What the task asks: Reproduce the entries word for word but drop every picture.

Exercise materials:
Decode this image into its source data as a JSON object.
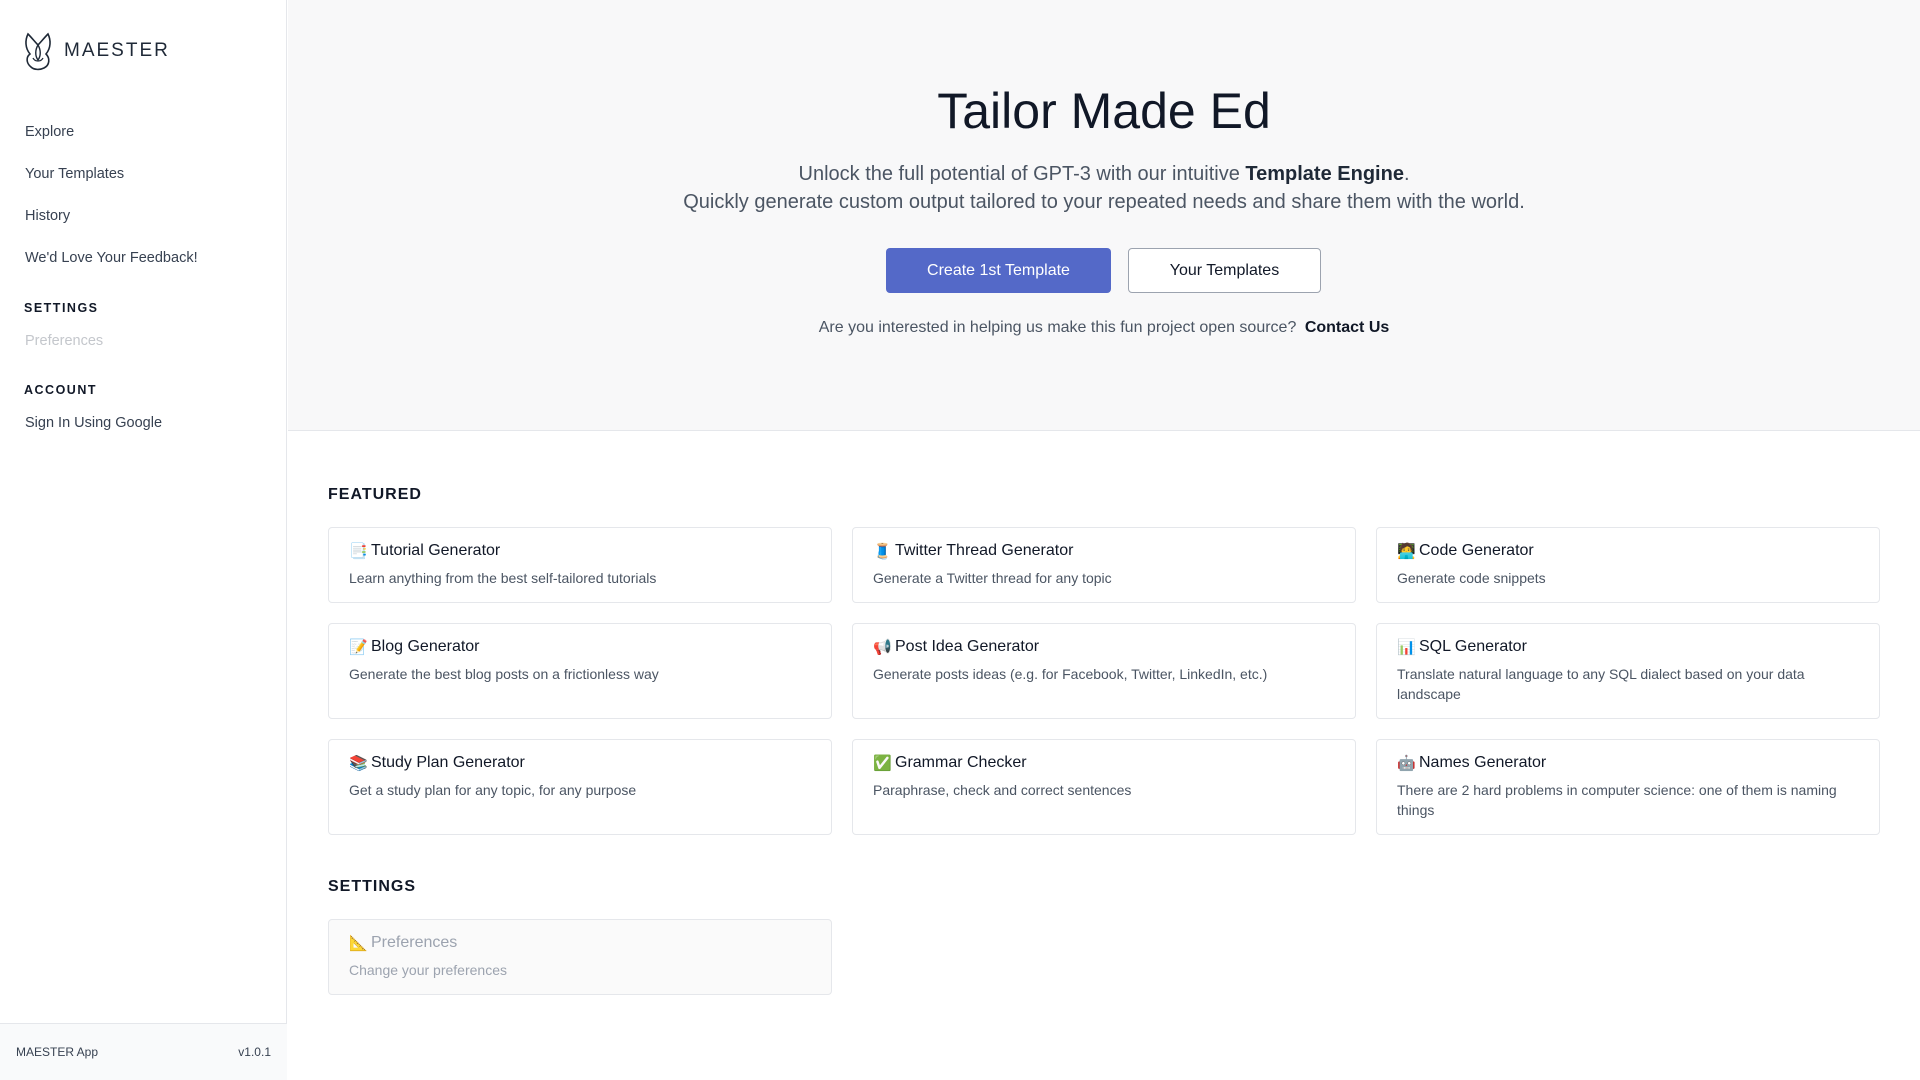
{
  "brand": {
    "name": "MAESTER"
  },
  "sidebar": {
    "nav": [
      {
        "label": "Explore"
      },
      {
        "label": "Your Templates"
      },
      {
        "label": "History"
      },
      {
        "label": "We'd Love Your Feedback!"
      }
    ],
    "settings_title": "SETTINGS",
    "preferences_label": "Preferences",
    "account_title": "ACCOUNT",
    "sign_in_label": "Sign In Using Google",
    "footer": {
      "app_name": "MAESTER App",
      "version": "v1.0.1"
    }
  },
  "hero": {
    "title": "Tailor Made Ed",
    "subtitle_line1_prefix": "Unlock the full potential of GPT-3 with our intuitive ",
    "subtitle_line1_bold": "Template Engine",
    "subtitle_line1_suffix": ".",
    "subtitle_line2": "Quickly generate custom output tailored to your repeated needs and share them with the world.",
    "primary_button": "Create 1st Template",
    "secondary_button": "Your Templates",
    "contact_text": "Are you interested in helping us make this fun project open source?",
    "contact_link": "Contact Us"
  },
  "featured": {
    "title": "FEATURED",
    "cards": [
      {
        "emoji": "📑",
        "title": "Tutorial Generator",
        "desc": "Learn anything from the best self-tailored tutorials"
      },
      {
        "emoji": "🧵",
        "title": "Twitter Thread Generator",
        "desc": "Generate a Twitter thread for any topic"
      },
      {
        "emoji": "🧑‍💻",
        "title": "Code Generator",
        "desc": "Generate code snippets"
      },
      {
        "emoji": "📝",
        "title": "Blog Generator",
        "desc": "Generate the best blog posts on a frictionless way"
      },
      {
        "emoji": "📢",
        "title": "Post Idea Generator",
        "desc": "Generate posts ideas (e.g. for Facebook, Twitter, LinkedIn, etc.)"
      },
      {
        "emoji": "📊",
        "title": "SQL Generator",
        "desc": "Translate natural language to any SQL dialect based on your data landscape"
      },
      {
        "emoji": "📚",
        "title": "Study Plan Generator",
        "desc": "Get a study plan for any topic, for any purpose"
      },
      {
        "emoji": "✅",
        "title": "Grammar Checker",
        "desc": "Paraphrase, check and correct sentences"
      },
      {
        "emoji": "🤖",
        "title": "Names Generator",
        "desc": "There are 2 hard problems in computer science: one of them is naming things"
      }
    ]
  },
  "settings_section": {
    "title": "SETTINGS",
    "card": {
      "emoji": "📐",
      "title": "Preferences",
      "desc": "Change your preferences"
    }
  },
  "colors": {
    "primary": "#5469c8",
    "hero_bg": "#f8f8f9"
  }
}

Answer section:
Decode this image into its source data as a JSON object.
{
  "brand": {
    "name": "MAESTER"
  },
  "sidebar": {
    "nav": [
      {
        "label": "Explore"
      },
      {
        "label": "Your Templates"
      },
      {
        "label": "History"
      },
      {
        "label": "We'd Love Your Feedback!"
      }
    ],
    "settings_title": "SETTINGS",
    "preferences_label": "Preferences",
    "account_title": "ACCOUNT",
    "sign_in_label": "Sign In Using Google",
    "footer": {
      "app_name": "MAESTER App",
      "version": "v1.0.1"
    }
  },
  "hero": {
    "title": "Tailor Made Ed",
    "subtitle_line1_prefix": "Unlock the full potential of GPT-3 with our intuitive ",
    "subtitle_line1_bold": "Template Engine",
    "subtitle_line1_suffix": ".",
    "subtitle_line2": "Quickly generate custom output tailored to your repeated needs and share them with the world.",
    "primary_button": "Create 1st Template",
    "secondary_button": "Your Templates",
    "contact_text": "Are you interested in helping us make this fun project open source?",
    "contact_link": "Contact Us"
  },
  "featured": {
    "title": "FEATURED",
    "cards": [
      {
        "emoji": "📑",
        "title": "Tutorial Generator",
        "desc": "Learn anything from the best self-tailored tutorials"
      },
      {
        "emoji": "🧵",
        "title": "Twitter Thread Generator",
        "desc": "Generate a Twitter thread for any topic"
      },
      {
        "emoji": "🧑‍💻",
        "title": "Code Generator",
        "desc": "Generate code snippets"
      },
      {
        "emoji": "📝",
        "title": "Blog Generator",
        "desc": "Generate the best blog posts on a frictionless way"
      },
      {
        "emoji": "📢",
        "title": "Post Idea Generator",
        "desc": "Generate posts ideas (e.g. for Facebook, Twitter, LinkedIn, etc.)"
      },
      {
        "emoji": "📊",
        "title": "SQL Generator",
        "desc": "Translate natural language to any SQL dialect based on your data landscape"
      },
      {
        "emoji": "📚",
        "title": "Study Plan Generator",
        "desc": "Get a study plan for any topic, for any purpose"
      },
      {
        "emoji": "✅",
        "title": "Grammar Checker",
        "desc": "Paraphrase, check and correct sentences"
      },
      {
        "emoji": "🤖",
        "title": "Names Generator",
        "desc": "There are 2 hard problems in computer science: one of them is naming things"
      }
    ]
  },
  "settings_section": {
    "title": "SETTINGS",
    "card": {
      "emoji": "📐",
      "title": "Preferences",
      "desc": "Change your preferences"
    }
  },
  "colors": {
    "primary": "#5469c8",
    "hero_bg": "#f8f8f9"
  }
}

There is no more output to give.